◆ **WORK TASK**
Scan the records for the string "this"; copy each line where it occurs.

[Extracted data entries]
Segment Open

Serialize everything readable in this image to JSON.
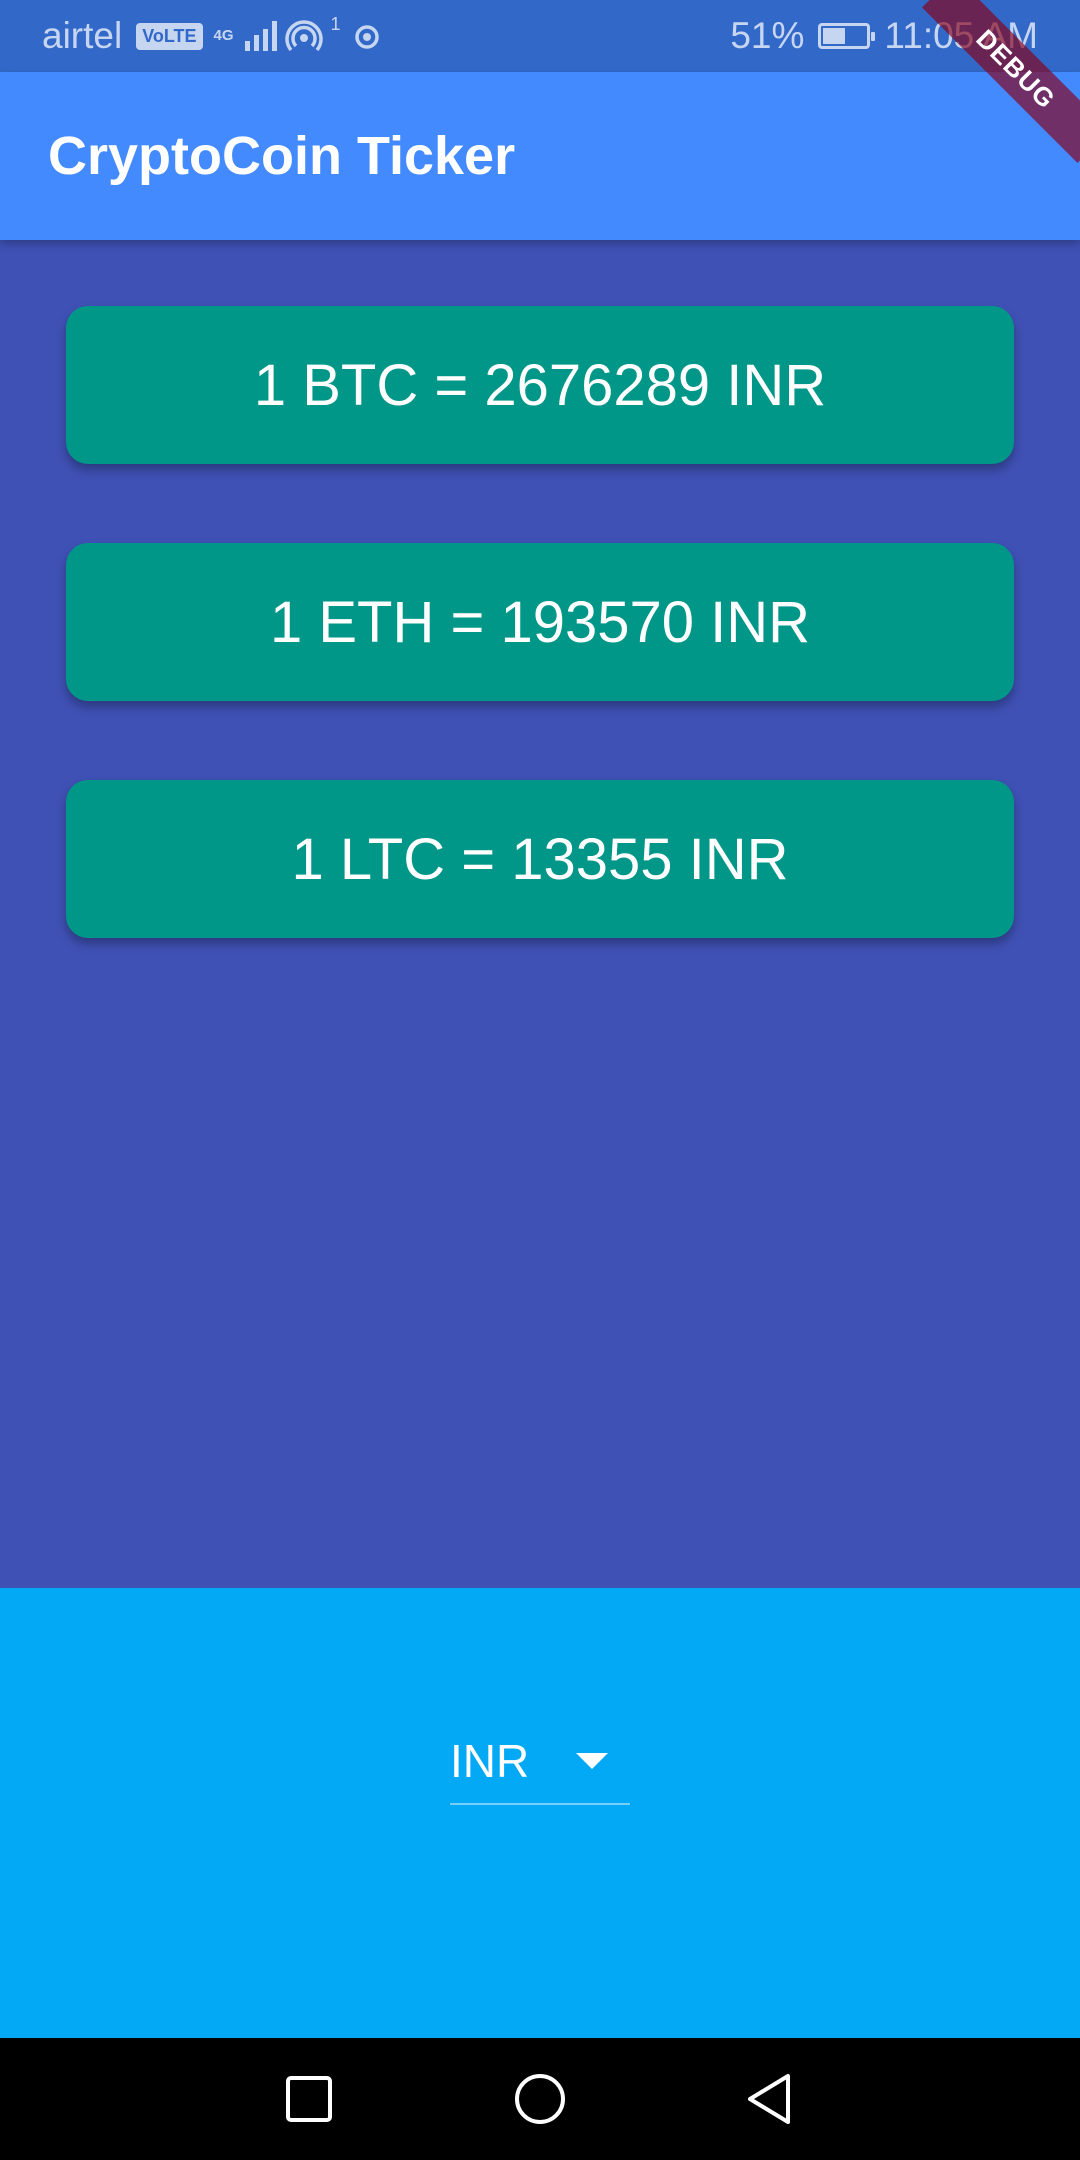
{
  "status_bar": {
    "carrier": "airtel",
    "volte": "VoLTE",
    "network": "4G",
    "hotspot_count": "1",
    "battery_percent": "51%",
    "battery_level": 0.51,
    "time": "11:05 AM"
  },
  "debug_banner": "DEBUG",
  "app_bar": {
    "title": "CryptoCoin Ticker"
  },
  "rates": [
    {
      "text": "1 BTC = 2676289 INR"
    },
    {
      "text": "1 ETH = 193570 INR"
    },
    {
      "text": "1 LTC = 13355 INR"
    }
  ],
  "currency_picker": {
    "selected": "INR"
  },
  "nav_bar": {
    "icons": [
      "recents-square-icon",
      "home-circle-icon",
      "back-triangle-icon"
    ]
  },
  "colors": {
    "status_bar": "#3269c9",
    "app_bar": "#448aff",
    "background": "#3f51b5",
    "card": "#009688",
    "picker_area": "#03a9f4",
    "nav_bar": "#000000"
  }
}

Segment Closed
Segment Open

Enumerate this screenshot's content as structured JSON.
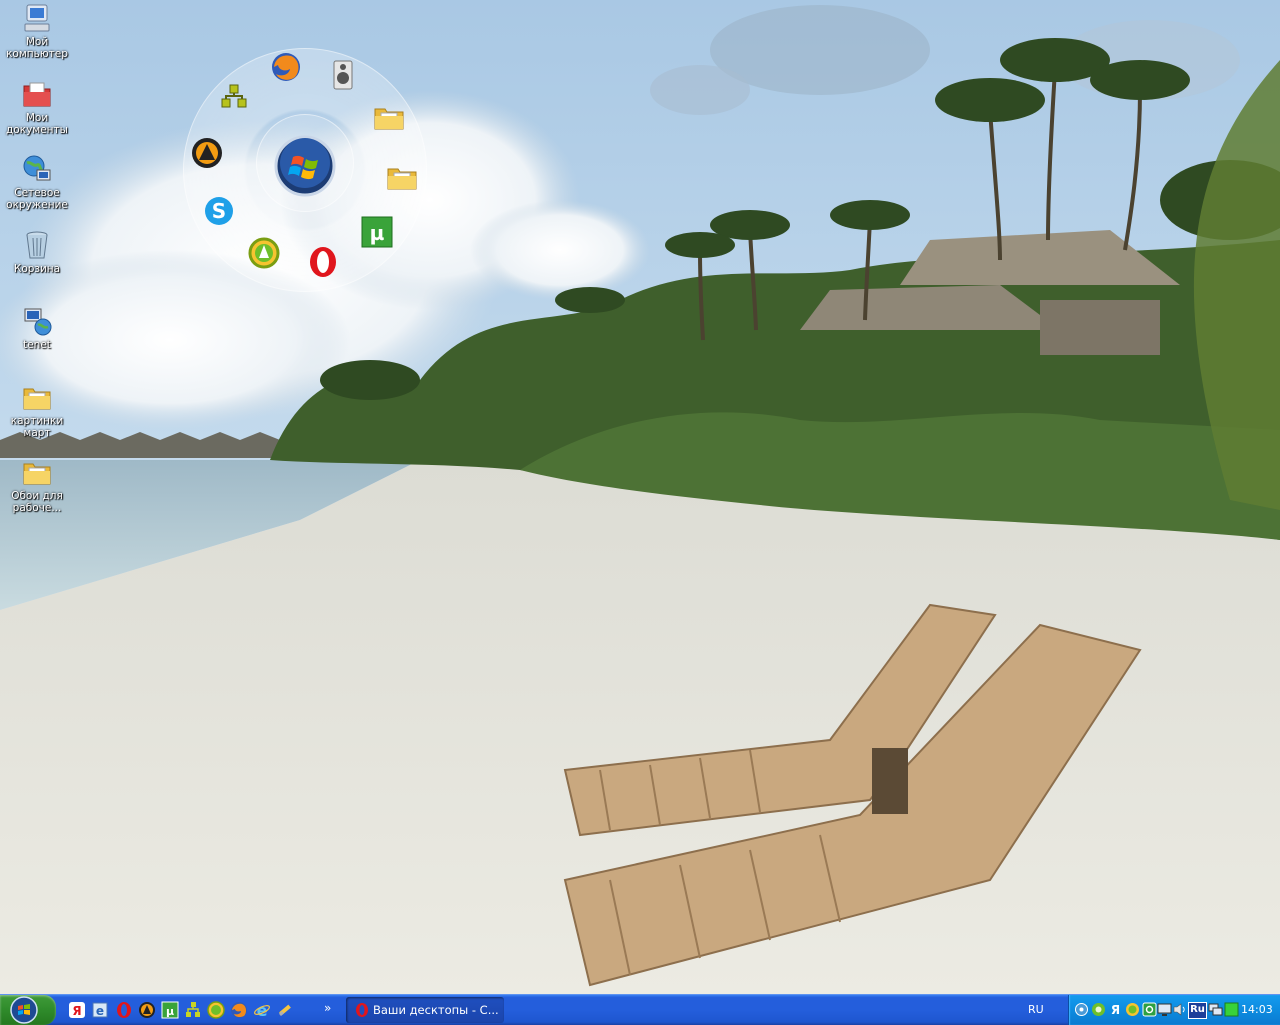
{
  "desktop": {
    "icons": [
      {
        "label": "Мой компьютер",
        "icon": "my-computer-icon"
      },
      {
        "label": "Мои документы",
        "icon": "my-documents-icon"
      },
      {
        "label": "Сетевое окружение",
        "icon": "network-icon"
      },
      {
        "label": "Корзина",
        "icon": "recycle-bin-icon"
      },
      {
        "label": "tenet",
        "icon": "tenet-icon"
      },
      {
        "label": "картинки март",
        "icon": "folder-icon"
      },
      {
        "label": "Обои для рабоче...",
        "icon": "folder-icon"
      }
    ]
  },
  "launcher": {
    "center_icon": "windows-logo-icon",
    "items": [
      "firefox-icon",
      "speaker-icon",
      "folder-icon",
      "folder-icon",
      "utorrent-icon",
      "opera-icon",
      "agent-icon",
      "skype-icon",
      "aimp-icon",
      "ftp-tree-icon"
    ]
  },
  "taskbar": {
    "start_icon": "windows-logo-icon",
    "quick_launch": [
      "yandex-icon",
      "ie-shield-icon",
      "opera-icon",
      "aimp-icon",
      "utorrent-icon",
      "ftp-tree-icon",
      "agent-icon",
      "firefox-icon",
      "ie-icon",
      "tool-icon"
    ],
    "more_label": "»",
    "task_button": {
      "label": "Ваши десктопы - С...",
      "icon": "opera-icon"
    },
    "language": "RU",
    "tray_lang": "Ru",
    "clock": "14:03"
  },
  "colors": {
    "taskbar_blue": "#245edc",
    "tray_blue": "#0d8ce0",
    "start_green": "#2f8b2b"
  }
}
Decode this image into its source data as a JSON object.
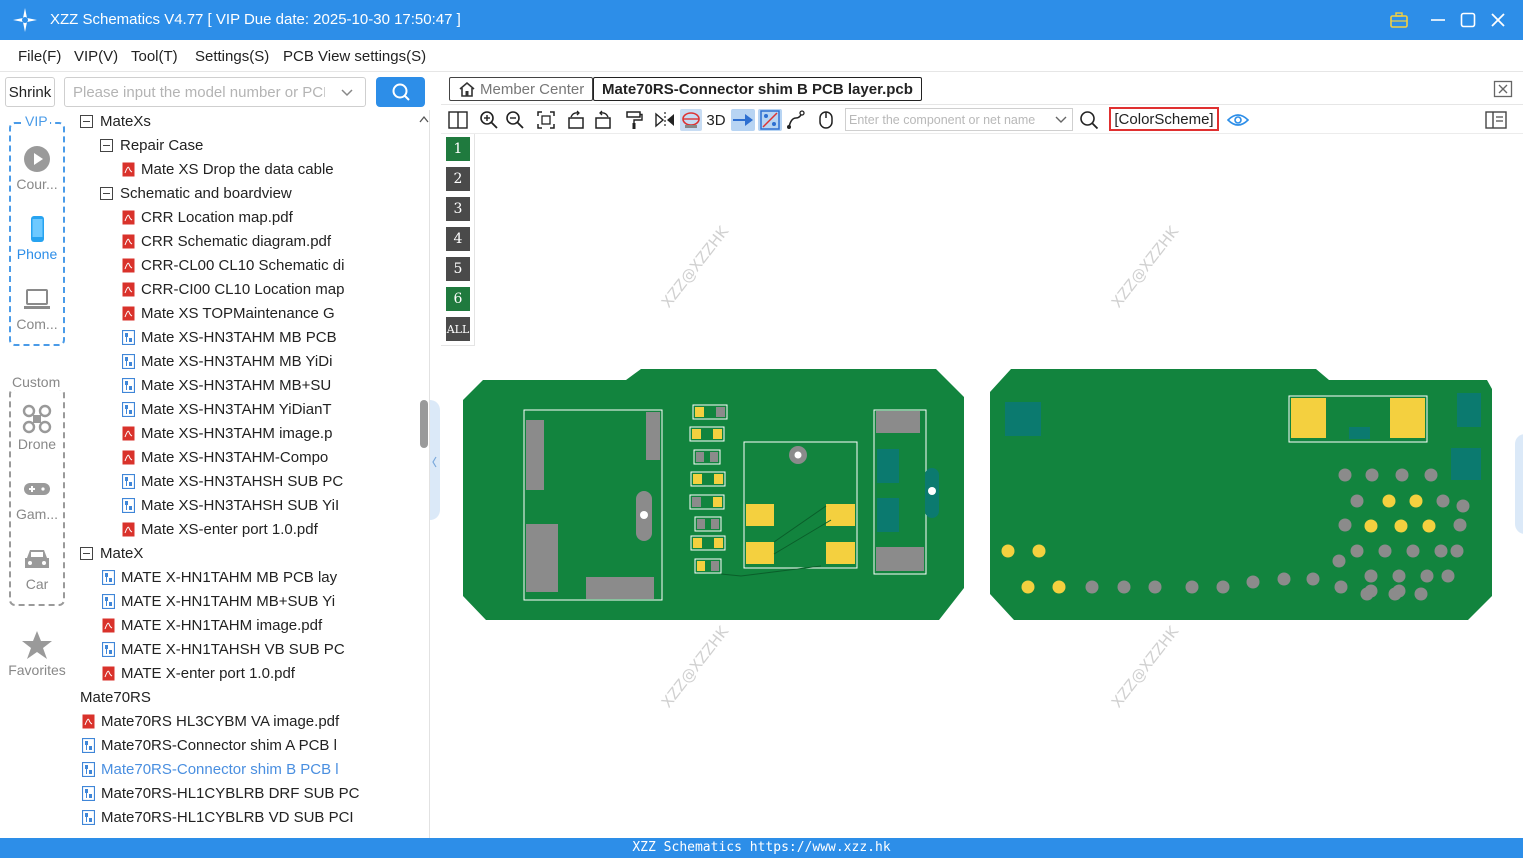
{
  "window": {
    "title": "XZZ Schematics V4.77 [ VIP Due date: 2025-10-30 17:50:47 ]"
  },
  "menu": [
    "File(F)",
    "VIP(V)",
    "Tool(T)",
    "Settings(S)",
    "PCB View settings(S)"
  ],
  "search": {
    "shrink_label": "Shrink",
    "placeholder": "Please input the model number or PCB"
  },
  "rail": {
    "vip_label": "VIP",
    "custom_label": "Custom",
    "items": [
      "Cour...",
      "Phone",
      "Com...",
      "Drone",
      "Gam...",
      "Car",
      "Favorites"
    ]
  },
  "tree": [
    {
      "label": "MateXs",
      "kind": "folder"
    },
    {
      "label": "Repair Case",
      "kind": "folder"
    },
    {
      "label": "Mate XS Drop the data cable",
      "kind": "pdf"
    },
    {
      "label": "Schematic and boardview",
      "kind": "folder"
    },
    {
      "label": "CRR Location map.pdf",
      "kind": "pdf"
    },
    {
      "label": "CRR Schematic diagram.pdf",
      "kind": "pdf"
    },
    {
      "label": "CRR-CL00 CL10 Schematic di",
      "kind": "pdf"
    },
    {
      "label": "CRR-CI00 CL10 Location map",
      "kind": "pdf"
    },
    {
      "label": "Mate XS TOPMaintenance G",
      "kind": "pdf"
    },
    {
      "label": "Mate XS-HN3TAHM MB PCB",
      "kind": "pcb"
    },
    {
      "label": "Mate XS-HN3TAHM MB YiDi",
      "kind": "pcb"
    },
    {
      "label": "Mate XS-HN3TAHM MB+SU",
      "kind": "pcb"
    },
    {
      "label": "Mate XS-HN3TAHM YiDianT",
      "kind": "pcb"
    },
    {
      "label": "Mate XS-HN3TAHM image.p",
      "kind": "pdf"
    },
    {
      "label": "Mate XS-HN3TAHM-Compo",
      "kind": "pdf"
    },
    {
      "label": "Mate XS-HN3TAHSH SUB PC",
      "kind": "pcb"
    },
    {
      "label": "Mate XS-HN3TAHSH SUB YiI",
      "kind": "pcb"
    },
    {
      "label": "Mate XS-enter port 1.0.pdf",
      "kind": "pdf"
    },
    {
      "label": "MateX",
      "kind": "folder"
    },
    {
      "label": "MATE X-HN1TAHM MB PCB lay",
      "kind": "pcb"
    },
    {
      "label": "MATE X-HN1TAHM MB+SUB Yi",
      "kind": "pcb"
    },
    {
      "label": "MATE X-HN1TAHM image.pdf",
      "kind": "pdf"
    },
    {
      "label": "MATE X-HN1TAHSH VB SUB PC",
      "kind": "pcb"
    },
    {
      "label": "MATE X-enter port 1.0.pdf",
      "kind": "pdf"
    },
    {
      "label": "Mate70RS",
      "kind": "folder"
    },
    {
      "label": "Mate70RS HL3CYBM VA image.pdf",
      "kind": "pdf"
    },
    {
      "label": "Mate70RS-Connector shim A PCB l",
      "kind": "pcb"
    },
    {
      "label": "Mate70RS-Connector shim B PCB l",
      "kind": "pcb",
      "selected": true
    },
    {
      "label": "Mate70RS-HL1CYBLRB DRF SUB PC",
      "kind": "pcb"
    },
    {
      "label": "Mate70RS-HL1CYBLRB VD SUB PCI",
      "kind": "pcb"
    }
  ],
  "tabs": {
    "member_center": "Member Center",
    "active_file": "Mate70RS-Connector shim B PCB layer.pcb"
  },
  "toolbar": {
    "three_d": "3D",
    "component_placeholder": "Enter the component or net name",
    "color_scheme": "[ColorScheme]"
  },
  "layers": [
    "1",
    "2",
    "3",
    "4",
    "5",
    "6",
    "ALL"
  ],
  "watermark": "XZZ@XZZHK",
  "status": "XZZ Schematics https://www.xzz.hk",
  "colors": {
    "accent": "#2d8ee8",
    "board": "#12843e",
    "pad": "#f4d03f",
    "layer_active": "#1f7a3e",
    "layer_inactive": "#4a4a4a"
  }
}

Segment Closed

◆ **EXERCISE RESULT**
Serialize everything readable in this image to JSON.
Enumerate this screenshot's content as structured JSON.
Decode this image into its source data as a JSON object.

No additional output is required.